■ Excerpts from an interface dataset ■
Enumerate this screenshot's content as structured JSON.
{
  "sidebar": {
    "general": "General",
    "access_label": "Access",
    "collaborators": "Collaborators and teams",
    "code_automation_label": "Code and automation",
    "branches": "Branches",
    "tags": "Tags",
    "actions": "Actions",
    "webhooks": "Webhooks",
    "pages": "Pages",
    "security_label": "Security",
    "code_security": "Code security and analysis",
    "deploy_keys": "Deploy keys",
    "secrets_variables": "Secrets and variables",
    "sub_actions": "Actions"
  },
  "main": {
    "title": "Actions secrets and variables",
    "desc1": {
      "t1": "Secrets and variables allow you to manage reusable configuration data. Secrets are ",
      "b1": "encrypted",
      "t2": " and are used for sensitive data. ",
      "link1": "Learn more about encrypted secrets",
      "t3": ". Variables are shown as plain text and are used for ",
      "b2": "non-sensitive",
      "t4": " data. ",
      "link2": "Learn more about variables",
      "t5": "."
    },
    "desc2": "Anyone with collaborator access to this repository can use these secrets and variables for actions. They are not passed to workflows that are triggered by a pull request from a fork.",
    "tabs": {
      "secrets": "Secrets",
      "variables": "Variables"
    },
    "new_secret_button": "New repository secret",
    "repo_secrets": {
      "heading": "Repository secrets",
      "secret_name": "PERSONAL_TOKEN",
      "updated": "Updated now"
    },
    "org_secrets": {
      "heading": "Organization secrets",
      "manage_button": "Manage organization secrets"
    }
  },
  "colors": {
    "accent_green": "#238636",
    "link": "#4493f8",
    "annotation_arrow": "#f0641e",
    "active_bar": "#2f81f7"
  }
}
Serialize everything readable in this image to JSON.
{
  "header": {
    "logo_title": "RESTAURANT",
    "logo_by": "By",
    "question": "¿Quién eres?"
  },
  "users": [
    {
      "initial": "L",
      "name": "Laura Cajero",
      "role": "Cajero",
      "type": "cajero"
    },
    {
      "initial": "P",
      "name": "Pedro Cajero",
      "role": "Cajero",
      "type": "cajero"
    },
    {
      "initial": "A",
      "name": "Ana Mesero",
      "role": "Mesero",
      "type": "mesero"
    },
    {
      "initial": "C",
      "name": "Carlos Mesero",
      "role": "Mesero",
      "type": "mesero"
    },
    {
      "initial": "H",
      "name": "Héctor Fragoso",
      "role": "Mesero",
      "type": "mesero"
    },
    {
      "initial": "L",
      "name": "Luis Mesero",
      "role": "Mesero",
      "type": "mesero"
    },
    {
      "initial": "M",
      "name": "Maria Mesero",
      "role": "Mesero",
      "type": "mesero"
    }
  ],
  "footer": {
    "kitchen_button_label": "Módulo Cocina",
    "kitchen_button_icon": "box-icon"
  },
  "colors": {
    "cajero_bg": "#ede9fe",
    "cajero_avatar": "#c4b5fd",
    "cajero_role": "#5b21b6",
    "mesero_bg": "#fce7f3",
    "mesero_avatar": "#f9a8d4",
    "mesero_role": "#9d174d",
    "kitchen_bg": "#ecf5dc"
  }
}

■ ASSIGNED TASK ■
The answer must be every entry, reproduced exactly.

■ ANSWER SPACE ■
Enumerate this screenshot's content as structured JSON.
{
  "sidebar": {
    "general": "General",
    "access_label": "Access",
    "collaborators": "Collaborators and teams",
    "code_automation_label": "Code and automation",
    "branches": "Branches",
    "tags": "Tags",
    "actions": "Actions",
    "webhooks": "Webhooks",
    "pages": "Pages",
    "security_label": "Security",
    "code_security": "Code security and analysis",
    "deploy_keys": "Deploy keys",
    "secrets_variables": "Secrets and variables",
    "sub_actions": "Actions"
  },
  "main": {
    "title": "Actions secrets and variables",
    "desc1": {
      "t1": "Secrets and variables allow you to manage reusable configuration data. Secrets are ",
      "b1": "encrypted",
      "t2": " and are used for sensitive data. ",
      "link1": "Learn more about encrypted secrets",
      "t3": ". Variables are shown as plain text and are used for ",
      "b2": "non-sensitive",
      "t4": " data. ",
      "link2": "Learn more about variables",
      "t5": "."
    },
    "desc2": "Anyone with collaborator access to this repository can use these secrets and variables for actions. They are not passed to workflows that are triggered by a pull request from a fork.",
    "tabs": {
      "secrets": "Secrets",
      "variables": "Variables"
    },
    "new_secret_button": "New repository secret",
    "repo_secrets": {
      "heading": "Repository secrets",
      "secret_name": "PERSONAL_TOKEN",
      "updated": "Updated now"
    },
    "org_secrets": {
      "heading": "Organization secrets",
      "manage_button": "Manage organization secrets"
    }
  },
  "colors": {
    "accent_green": "#238636",
    "link": "#4493f8",
    "annotation_arrow": "#f0641e",
    "active_bar": "#2f81f7"
  }
}
Serialize everything readable in this image to JSON.
{
  "header": {
    "logo_title": "RESTAURANT",
    "logo_by": "By",
    "question": "¿Quién eres?"
  },
  "users": [
    {
      "initial": "L",
      "name": "Laura Cajero",
      "role": "Cajero",
      "type": "cajero"
    },
    {
      "initial": "P",
      "name": "Pedro Cajero",
      "role": "Cajero",
      "type": "cajero"
    },
    {
      "initial": "A",
      "name": "Ana Mesero",
      "role": "Mesero",
      "type": "mesero"
    },
    {
      "initial": "C",
      "name": "Carlos Mesero",
      "role": "Mesero",
      "type": "mesero"
    },
    {
      "initial": "H",
      "name": "Héctor Fragoso",
      "role": "Mesero",
      "type": "mesero"
    },
    {
      "initial": "L",
      "name": "Luis Mesero",
      "role": "Mesero",
      "type": "mesero"
    },
    {
      "initial": "M",
      "name": "Maria Mesero",
      "role": "Mesero",
      "type": "mesero"
    }
  ],
  "footer": {
    "kitchen_button_label": "Módulo Cocina",
    "kitchen_button_icon": "box-icon"
  },
  "colors": {
    "cajero_bg": "#ede9fe",
    "cajero_avatar": "#c4b5fd",
    "cajero_role": "#5b21b6",
    "mesero_bg": "#fce7f3",
    "mesero_avatar": "#f9a8d4",
    "mesero_role": "#9d174d",
    "kitchen_bg": "#ecf5dc"
  }
}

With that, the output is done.